▶ **Available data**
=== Section Start ===

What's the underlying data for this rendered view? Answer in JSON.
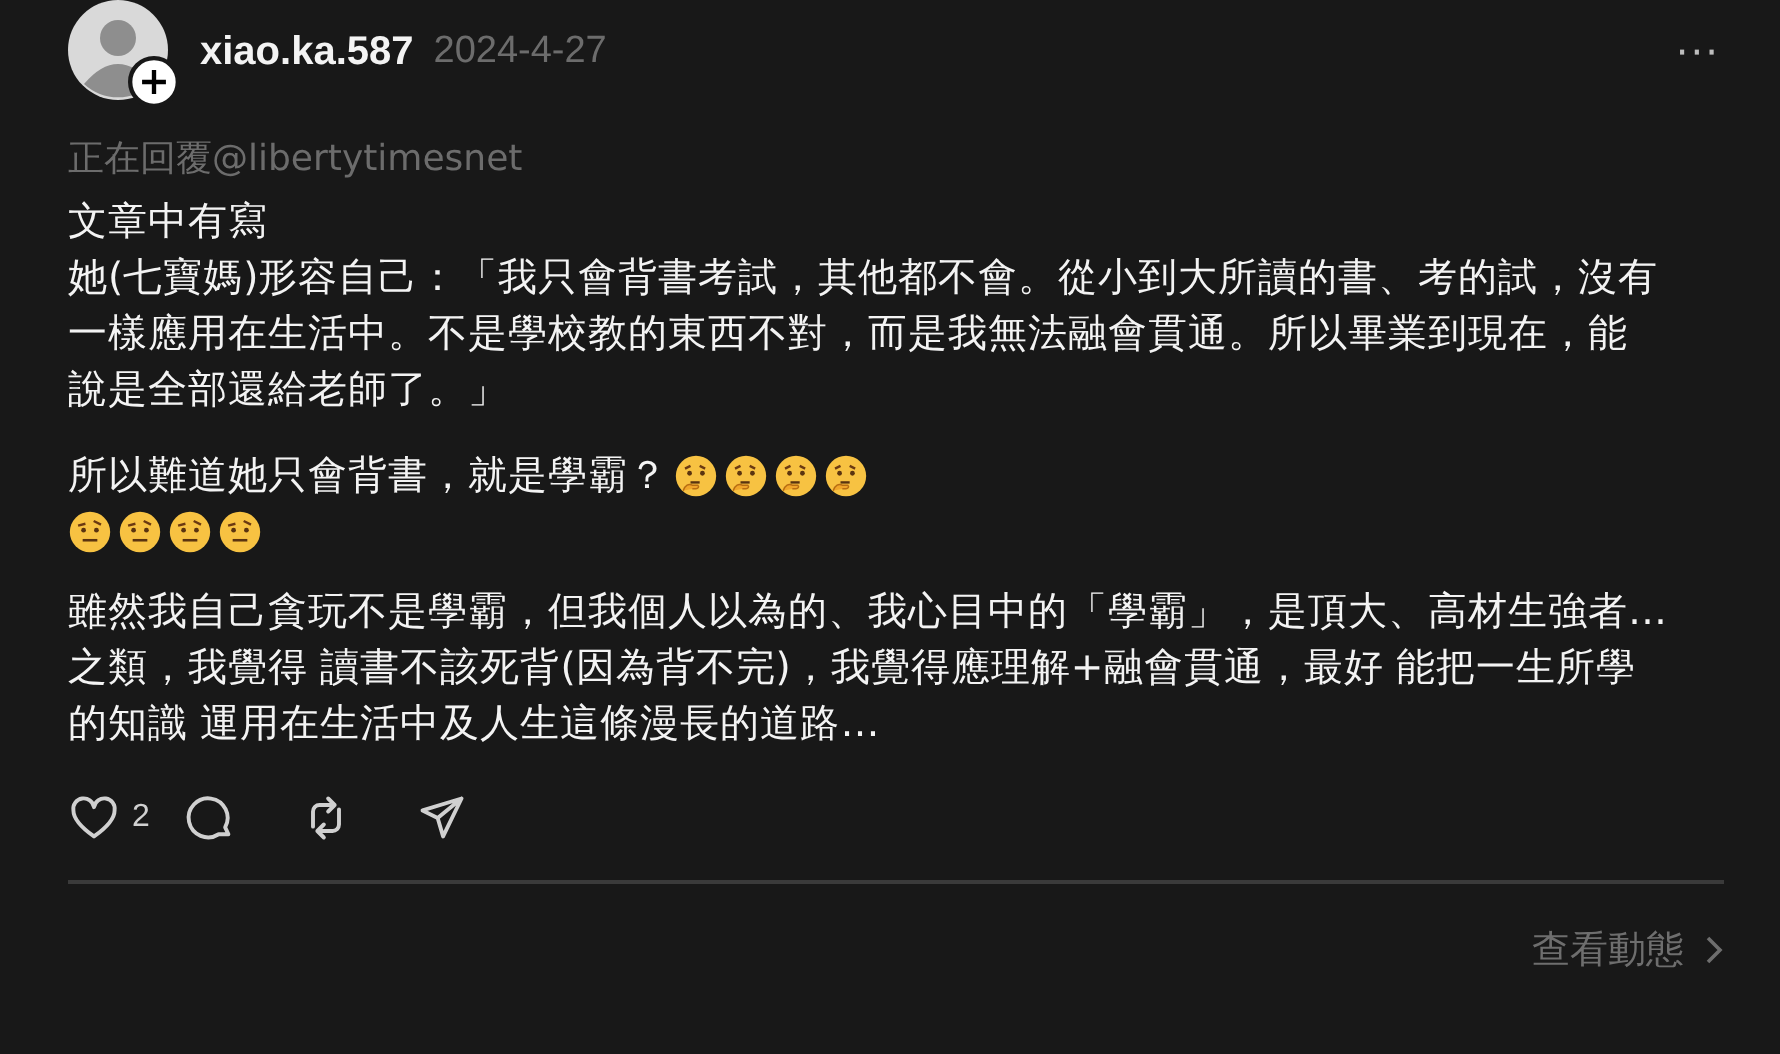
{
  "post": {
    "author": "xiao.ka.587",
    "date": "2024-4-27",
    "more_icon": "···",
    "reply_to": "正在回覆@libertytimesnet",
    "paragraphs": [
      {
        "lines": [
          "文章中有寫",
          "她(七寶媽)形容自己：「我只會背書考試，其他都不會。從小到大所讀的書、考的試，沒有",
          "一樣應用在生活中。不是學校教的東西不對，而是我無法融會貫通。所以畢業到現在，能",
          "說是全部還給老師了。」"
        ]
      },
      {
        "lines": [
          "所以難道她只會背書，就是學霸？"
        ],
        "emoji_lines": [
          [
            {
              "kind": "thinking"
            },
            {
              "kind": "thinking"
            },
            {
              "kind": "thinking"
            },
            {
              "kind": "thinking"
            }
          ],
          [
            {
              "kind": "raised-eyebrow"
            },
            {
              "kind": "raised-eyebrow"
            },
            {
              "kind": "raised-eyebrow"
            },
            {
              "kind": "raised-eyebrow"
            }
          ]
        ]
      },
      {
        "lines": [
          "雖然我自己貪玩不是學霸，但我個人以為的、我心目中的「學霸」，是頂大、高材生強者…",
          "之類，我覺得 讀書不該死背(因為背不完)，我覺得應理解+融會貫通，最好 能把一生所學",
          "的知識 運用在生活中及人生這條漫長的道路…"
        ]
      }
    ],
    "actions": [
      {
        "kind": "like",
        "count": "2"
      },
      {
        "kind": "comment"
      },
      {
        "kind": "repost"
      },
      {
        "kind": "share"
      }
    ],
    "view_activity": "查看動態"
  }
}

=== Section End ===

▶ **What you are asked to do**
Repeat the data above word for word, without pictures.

▶ **Solution to the exercise**
What's the underlying data for this rendered view? Answer in JSON.
{
  "post": {
    "author": "xiao.ka.587",
    "date": "2024-4-27",
    "more_icon": "···",
    "reply_to": "正在回覆@libertytimesnet",
    "paragraphs": [
      {
        "lines": [
          "文章中有寫",
          "她(七寶媽)形容自己：「我只會背書考試，其他都不會。從小到大所讀的書、考的試，沒有",
          "一樣應用在生活中。不是學校教的東西不對，而是我無法融會貫通。所以畢業到現在，能",
          "說是全部還給老師了。」"
        ]
      },
      {
        "lines": [
          "所以難道她只會背書，就是學霸？"
        ],
        "emoji_lines": [
          [
            {
              "kind": "thinking"
            },
            {
              "kind": "thinking"
            },
            {
              "kind": "thinking"
            },
            {
              "kind": "thinking"
            }
          ],
          [
            {
              "kind": "raised-eyebrow"
            },
            {
              "kind": "raised-eyebrow"
            },
            {
              "kind": "raised-eyebrow"
            },
            {
              "kind": "raised-eyebrow"
            }
          ]
        ]
      },
      {
        "lines": [
          "雖然我自己貪玩不是學霸，但我個人以為的、我心目中的「學霸」，是頂大、高材生強者…",
          "之類，我覺得 讀書不該死背(因為背不完)，我覺得應理解+融會貫通，最好 能把一生所學",
          "的知識 運用在生活中及人生這條漫長的道路…"
        ]
      }
    ],
    "actions": [
      {
        "kind": "like",
        "count": "2"
      },
      {
        "kind": "comment"
      },
      {
        "kind": "repost"
      },
      {
        "kind": "share"
      }
    ],
    "view_activity": "查看動態"
  }
}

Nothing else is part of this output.